INFORMATION —
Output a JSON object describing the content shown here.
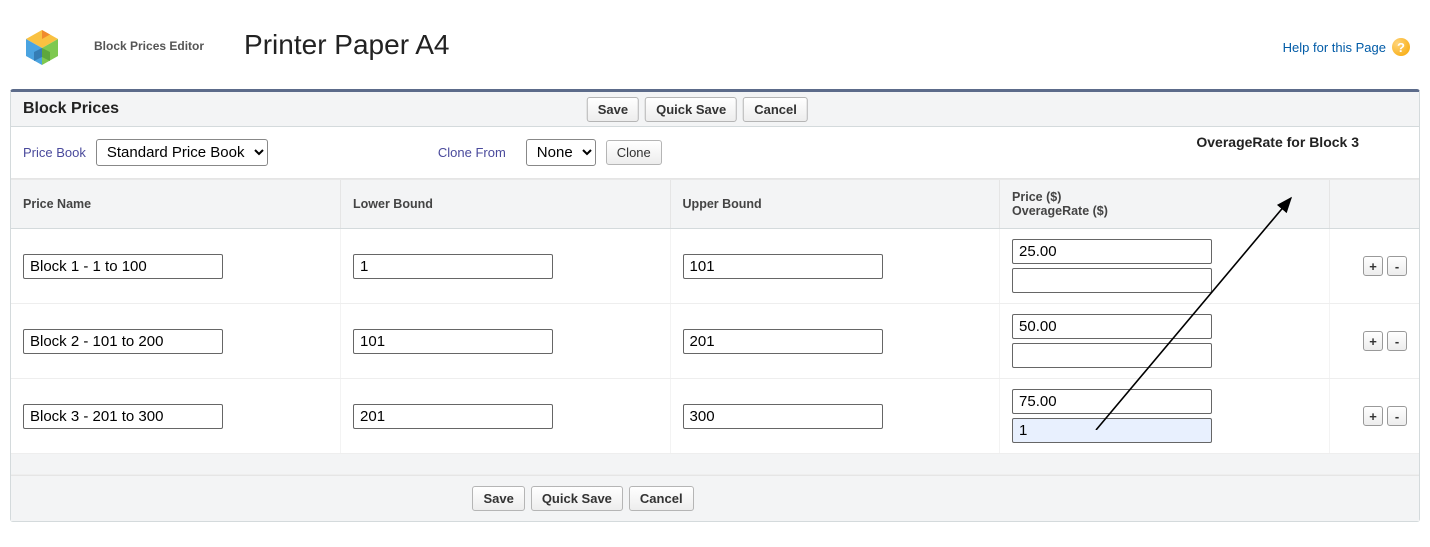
{
  "header": {
    "editor_label": "Block Prices Editor",
    "product_title": "Printer Paper A4",
    "help_text": "Help for this Page"
  },
  "panel": {
    "title": "Block Prices",
    "buttons": {
      "save": "Save",
      "quick_save": "Quick Save",
      "cancel": "Cancel"
    }
  },
  "controls": {
    "price_book_label": "Price Book",
    "price_book_value": "Standard Price Book",
    "clone_from_label": "Clone From",
    "clone_from_value": "None",
    "clone_button": "Clone"
  },
  "annotation": {
    "text": "OverageRate for Block 3"
  },
  "table": {
    "headers": {
      "price_name": "Price Name",
      "lower_bound": "Lower Bound",
      "upper_bound": "Upper Bound",
      "price_line1": "Price ($)",
      "price_line2": "OverageRate ($)"
    },
    "rows": [
      {
        "price_name": "Block 1 - 1 to 100",
        "lower": "1",
        "upper": "101",
        "price": "25.00",
        "overage": ""
      },
      {
        "price_name": "Block 2 - 101 to 200",
        "lower": "101",
        "upper": "201",
        "price": "50.00",
        "overage": ""
      },
      {
        "price_name": "Block 3 - 201 to 300",
        "lower": "201",
        "upper": "300",
        "price": "75.00",
        "overage": "1"
      }
    ]
  }
}
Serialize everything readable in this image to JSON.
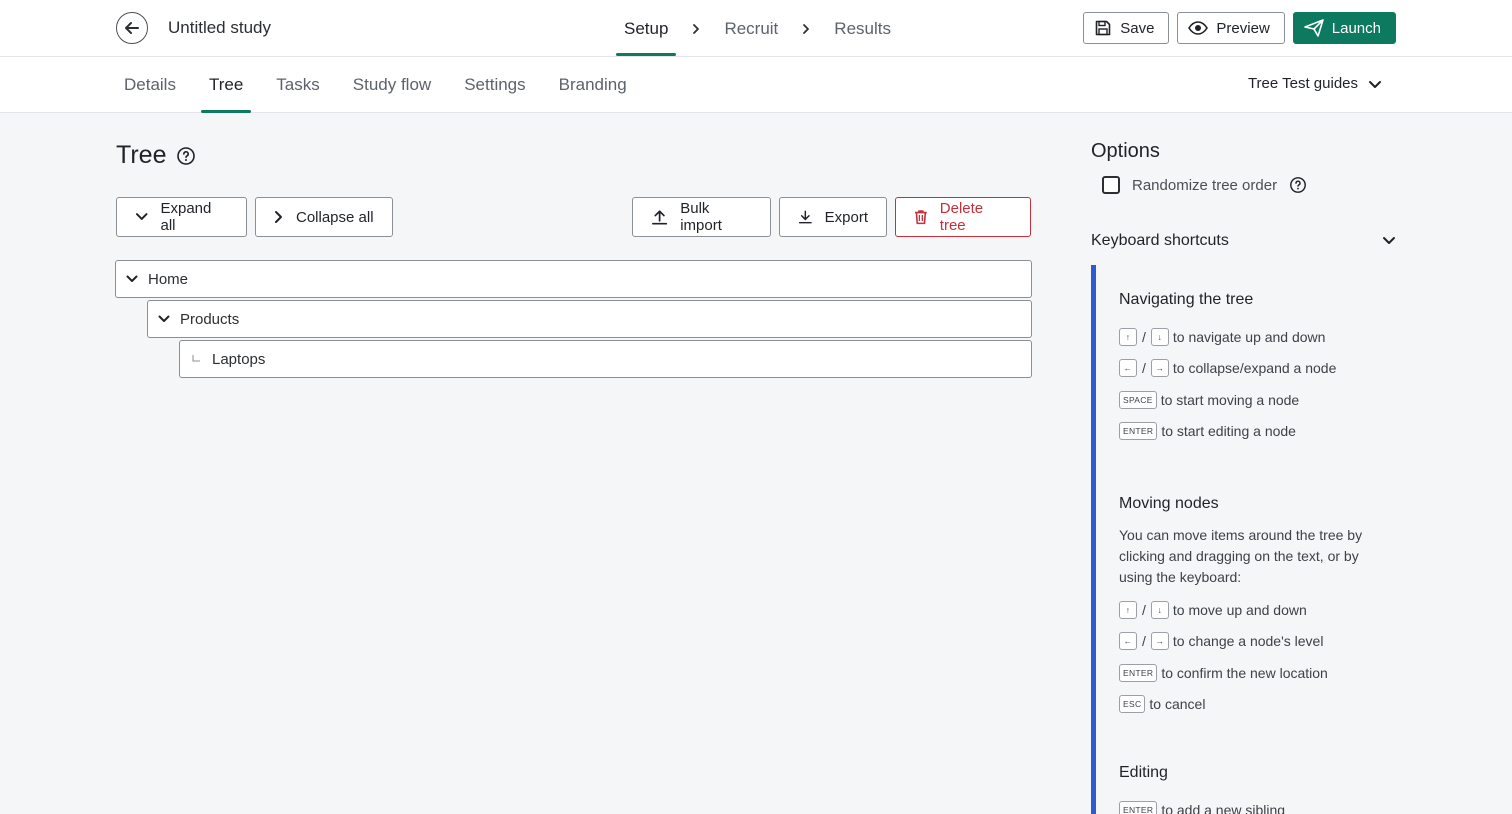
{
  "header": {
    "study_title": "Untitled study",
    "steps": [
      "Setup",
      "Recruit",
      "Results"
    ],
    "active_step": "Setup",
    "save_label": "Save",
    "preview_label": "Preview",
    "launch_label": "Launch",
    "accent_color": "#0d7a5f"
  },
  "subnav": {
    "tabs": [
      "Details",
      "Tree",
      "Tasks",
      "Study flow",
      "Settings",
      "Branding"
    ],
    "active_tab": "Tree",
    "guides_label": "Tree Test guides"
  },
  "main": {
    "title": "Tree",
    "expand_all": "Expand all",
    "collapse_all": "Collapse all",
    "bulk_import": "Bulk import",
    "export": "Export",
    "delete_tree": "Delete tree",
    "danger_color": "#c4303b",
    "tree": [
      {
        "label": "Home",
        "level": 0,
        "expanded": true
      },
      {
        "label": "Products",
        "level": 1,
        "expanded": true
      },
      {
        "label": "Laptops",
        "level": 2,
        "leaf": true
      }
    ]
  },
  "options": {
    "title": "Options",
    "randomize_label": "Randomize tree order",
    "randomize_checked": false,
    "shortcuts_title": "Keyboard shortcuts",
    "panel_color": "#2d5bd1",
    "sections": {
      "navigating": {
        "title": "Navigating the tree",
        "rows": [
          {
            "keys": [
              "↑",
              "↓"
            ],
            "text": "to navigate up and down"
          },
          {
            "keys": [
              "←",
              "→"
            ],
            "text": "to collapse/expand a node"
          },
          {
            "keys": [
              "SPACE"
            ],
            "text": "to start moving a node"
          },
          {
            "keys": [
              "ENTER"
            ],
            "text": "to start editing a node"
          }
        ]
      },
      "moving": {
        "title": "Moving nodes",
        "description": "You can move items around the tree by clicking and dragging on the text, or by using the keyboard:",
        "rows": [
          {
            "keys": [
              "↑",
              "↓"
            ],
            "text": "to move up and down"
          },
          {
            "keys": [
              "←",
              "→"
            ],
            "text": "to change a node's level"
          },
          {
            "keys": [
              "ENTER"
            ],
            "text": "to confirm the new location"
          },
          {
            "keys": [
              "ESC"
            ],
            "text": "to cancel"
          }
        ]
      },
      "editing": {
        "title": "Editing",
        "rows": [
          {
            "keys": [
              "ENTER"
            ],
            "text": "to add a new sibling"
          }
        ]
      }
    }
  }
}
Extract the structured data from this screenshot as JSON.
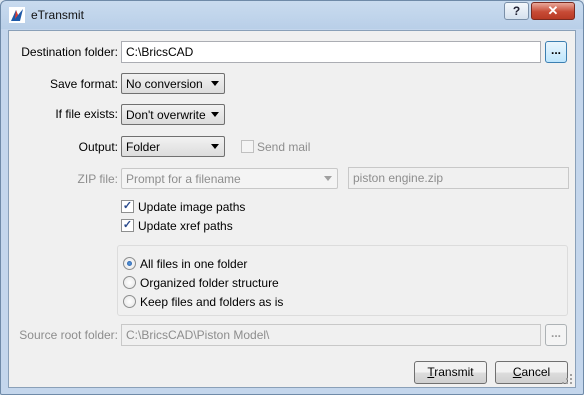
{
  "window": {
    "title": "eTransmit"
  },
  "titlebar": {
    "help_glyph": "?",
    "close_glyph": "✕"
  },
  "form": {
    "destination": {
      "label": "Destination folder:",
      "value": "C:\\BricsCAD",
      "browse_label": "..."
    },
    "save_format": {
      "label": "Save format:",
      "value": "No conversion"
    },
    "if_exists": {
      "label": "If file exists:",
      "value": "Don't overwrite"
    },
    "output": {
      "label": "Output:",
      "value": "Folder"
    },
    "send_mail": {
      "label": "Send mail",
      "checked": false,
      "enabled": false
    },
    "zip": {
      "label": "ZIP file:",
      "value": "Prompt for a filename",
      "filename": "piston engine.zip"
    },
    "update_image_paths": {
      "label": "Update image paths",
      "checked": true
    },
    "update_xref_paths": {
      "label": "Update xref paths",
      "checked": true
    },
    "structure_options": [
      {
        "label": "All files in one folder",
        "selected": true
      },
      {
        "label": "Organized folder structure",
        "selected": false
      },
      {
        "label": "Keep files and folders as is",
        "selected": false
      }
    ],
    "source_root": {
      "label": "Source root folder:",
      "value": "C:\\BricsCAD\\Piston Model\\",
      "browse_label": "..."
    }
  },
  "buttons": {
    "transmit": {
      "mnemonic": "T",
      "rest": "ransmit"
    },
    "cancel": {
      "mnemonic": "C",
      "rest": "ancel"
    }
  },
  "icons": {
    "app": "bricscad-logo-icon",
    "help": "help-icon",
    "close": "close-icon",
    "grip": "resize-grip-icon"
  },
  "colors": {
    "accent": "#3c7fb1",
    "close_red": "#c74b36"
  }
}
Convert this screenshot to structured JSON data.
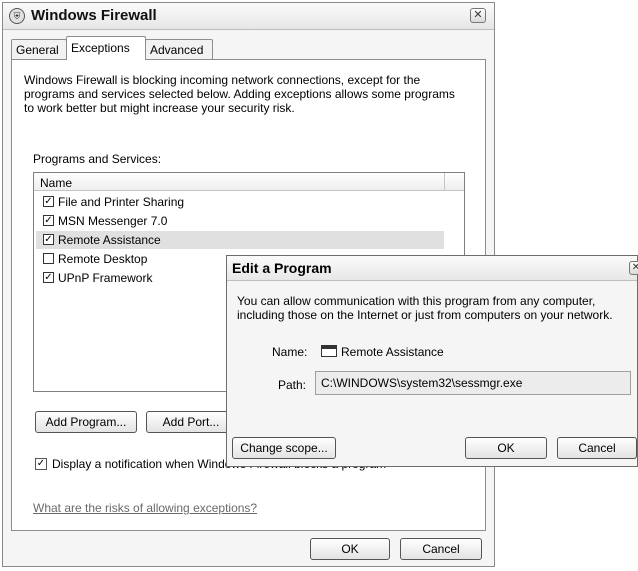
{
  "window": {
    "title": "Windows Firewall",
    "close_symbol": "✕",
    "icon": "firewall-icon"
  },
  "tabs": [
    {
      "label": "General",
      "active": false
    },
    {
      "label": "Exceptions",
      "active": true
    },
    {
      "label": "Advanced",
      "active": false
    }
  ],
  "exceptions": {
    "description": "Windows Firewall is blocking incoming network connections, except for the programs and services selected below. Adding exceptions allows some programs to work better but might increase your security risk.",
    "list_label": "Programs and Services:",
    "column_name": "Name",
    "items": [
      {
        "label": "File and Printer Sharing",
        "checked": true,
        "mark": "✓"
      },
      {
        "label": "MSN Messenger 7.0",
        "checked": true,
        "mark": "✓"
      },
      {
        "label": "Remote Assistance",
        "checked": true,
        "mark": "✓",
        "selected": true
      },
      {
        "label": "Remote Desktop",
        "checked": false,
        "mark": ""
      },
      {
        "label": "UPnP Framework",
        "checked": true,
        "mark": "✓"
      }
    ],
    "add_program_label": "Add Program...",
    "add_port_label": "Add Port...",
    "notify_checked": true,
    "notify_mark": "✓",
    "notify_label": "Display a notification when Windows Firewall blocks a program",
    "risks_link": "What are the risks of allowing exceptions?",
    "ok_label": "OK",
    "cancel_label": "Cancel"
  },
  "edit_dialog": {
    "title": "Edit a Program",
    "close_symbol": "✕",
    "description": "You can allow communication with this program from any computer, including those on the Internet or just from computers on your network.",
    "name_label": "Name:",
    "name_value": "Remote Assistance",
    "path_label": "Path:",
    "path_value": "C:\\WINDOWS\\system32\\sessmgr.exe",
    "change_scope_label": "Change scope...",
    "ok_label": "OK",
    "cancel_label": "Cancel"
  }
}
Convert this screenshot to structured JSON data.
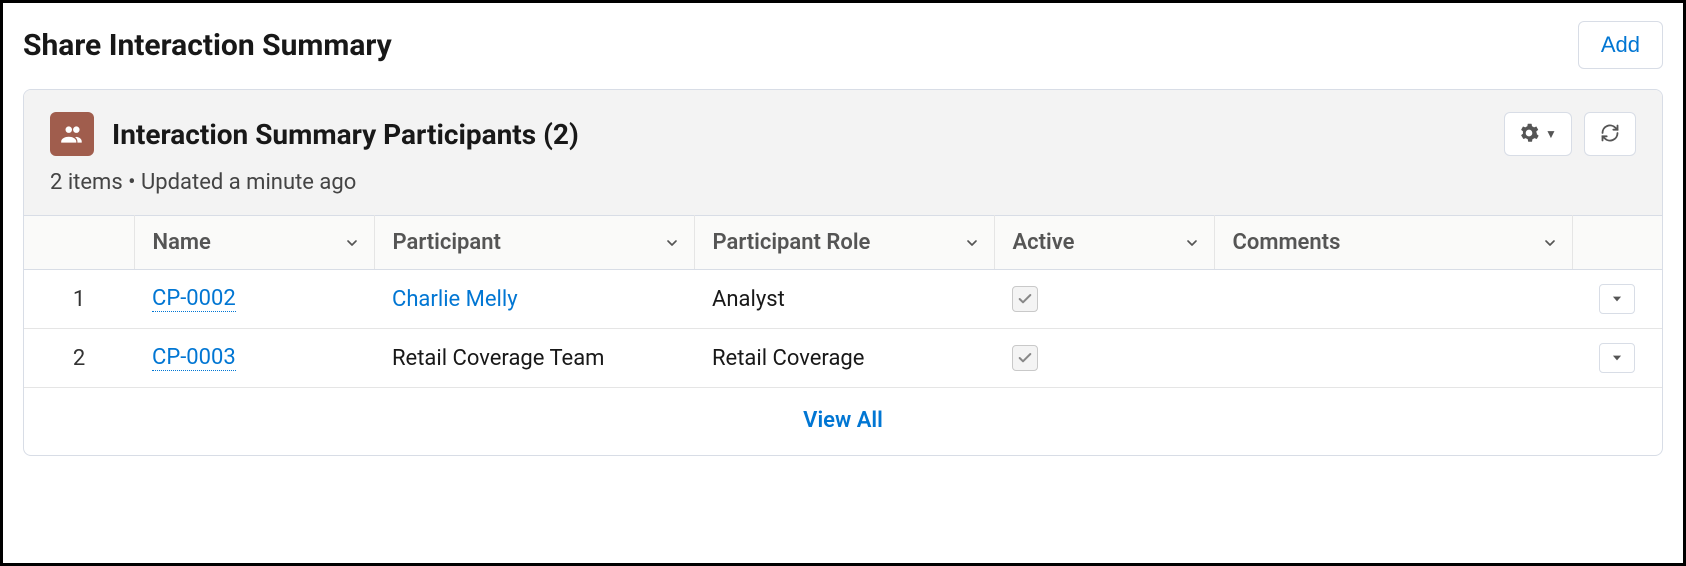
{
  "header": {
    "page_title": "Share Interaction Summary",
    "add_label": "Add"
  },
  "card": {
    "title": "Interaction Summary Participants (2)",
    "subtitle": "2 items • Updated a minute ago",
    "settings_icon": "gear-icon",
    "refresh_icon": "refresh-icon"
  },
  "table": {
    "columns": {
      "name": "Name",
      "participant": "Participant",
      "role": "Participant Role",
      "active": "Active",
      "comments": "Comments"
    },
    "rows": [
      {
        "num": "1",
        "name": "CP-0002",
        "participant": "Charlie Melly",
        "participant_is_link": true,
        "role": "Analyst",
        "active": true,
        "comments": ""
      },
      {
        "num": "2",
        "name": "CP-0003",
        "participant": "Retail Coverage Team",
        "participant_is_link": false,
        "role": "Retail Coverage",
        "active": true,
        "comments": ""
      }
    ]
  },
  "footer": {
    "view_all": "View All"
  }
}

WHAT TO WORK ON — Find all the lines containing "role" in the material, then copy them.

SOLUTION TO THIS PROBLEM —
      "role": "Participant Role",
        "role": "Analyst",
        "role": "Retail Coverage",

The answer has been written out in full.